Honorata Kizende looked out at the audience and began with a simple, declarative sentence.Helping Congolese rape victims to speak out in front of local audiences is one facet of a larger effort to change the culture, along with increased criminal prosecutions, legal clinics and special police units. The speaking serves several purposes, raising awareness locally and internationally, as well as helping the women recover their confidence as well as their voices in a country "where women tend to be beaten down anyway," according to the article. (Embedded in the online article is a video showing one event where women were encouraged to speak, so you can watch this amazing tale unfold.)
“There was no dinner,” she said.
“It was me who was dinner. Me, because they kicked me roughly to the ground, and they ripped off all my clothes, and between the two of them, they held my feet. One took my left foot, one took my right, and the same with my arms, and between the two of them they proceeded to rape me. Then all five of them raped me.”

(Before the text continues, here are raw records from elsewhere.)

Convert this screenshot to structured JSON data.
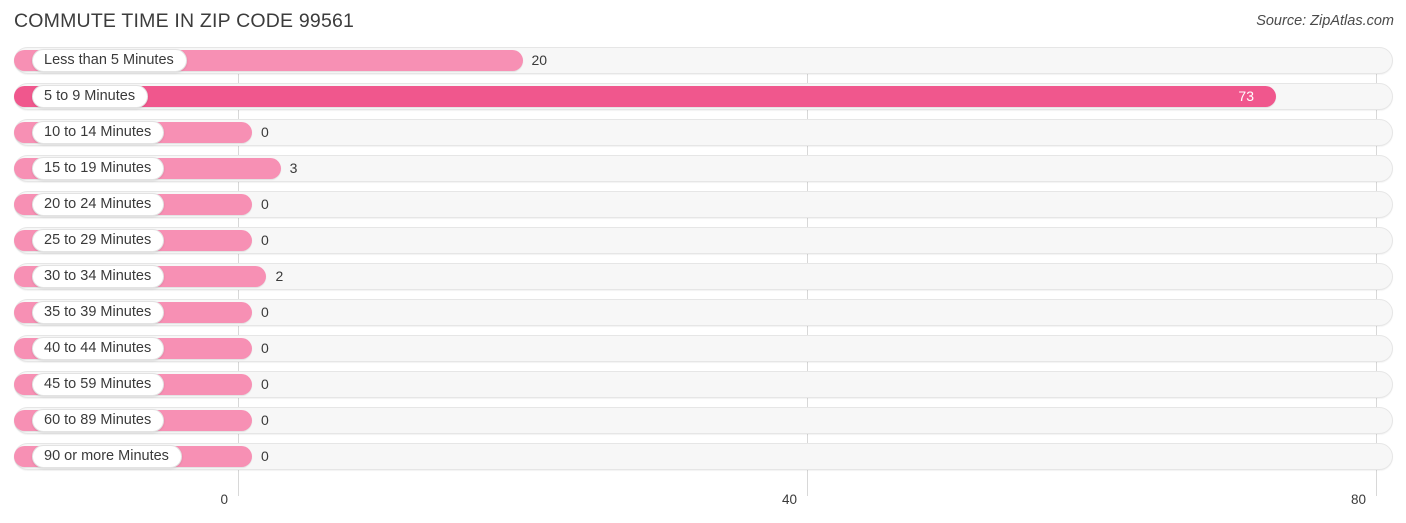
{
  "header": {
    "title": "COMMUTE TIME IN ZIP CODE 99561",
    "source": "Source: ZipAtlas.com"
  },
  "colors": {
    "bar_normal": "#f790b4",
    "bar_highlight": "#f0578d",
    "track": "#f7f7f7",
    "gridline": "#d8d8d8",
    "text": "#3a3a3a",
    "value_inside": "#ffffff"
  },
  "chart_data": {
    "type": "bar",
    "orientation": "horizontal",
    "title": "COMMUTE TIME IN ZIP CODE 99561",
    "xlabel": "",
    "ylabel": "",
    "xlim": [
      0,
      80
    ],
    "grid": true,
    "legend": false,
    "xticks": [
      0,
      40,
      80
    ],
    "xtick_labels": [
      "0",
      "40",
      "80"
    ],
    "categories": [
      "Less than 5 Minutes",
      "5 to 9 Minutes",
      "10 to 14 Minutes",
      "15 to 19 Minutes",
      "20 to 24 Minutes",
      "25 to 29 Minutes",
      "30 to 34 Minutes",
      "35 to 39 Minutes",
      "40 to 44 Minutes",
      "45 to 59 Minutes",
      "60 to 89 Minutes",
      "90 or more Minutes"
    ],
    "values": [
      20,
      73,
      0,
      3,
      0,
      0,
      2,
      0,
      0,
      0,
      0,
      0
    ],
    "value_labels": [
      "20",
      "73",
      "0",
      "3",
      "0",
      "0",
      "2",
      "0",
      "0",
      "0",
      "0",
      "0"
    ],
    "highlight_index": 1
  }
}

For every person who comes to this site after searching for "how to be eloquent," these speeches are models of simplicity--and all the more powerful for the lack of flowery rhetoric which would be superfluous here. It's the cold, hard facts, dramatic enough in their own right, that cut through the culture of ignoring the problem. Concrete and sticky, these words demand that you listen: "There was no dinner. It was me who was dinner." The next time you're searching for an elaborate turn of phrase, consider "simple power," and see whether you can transform your speech into something this extraordinary.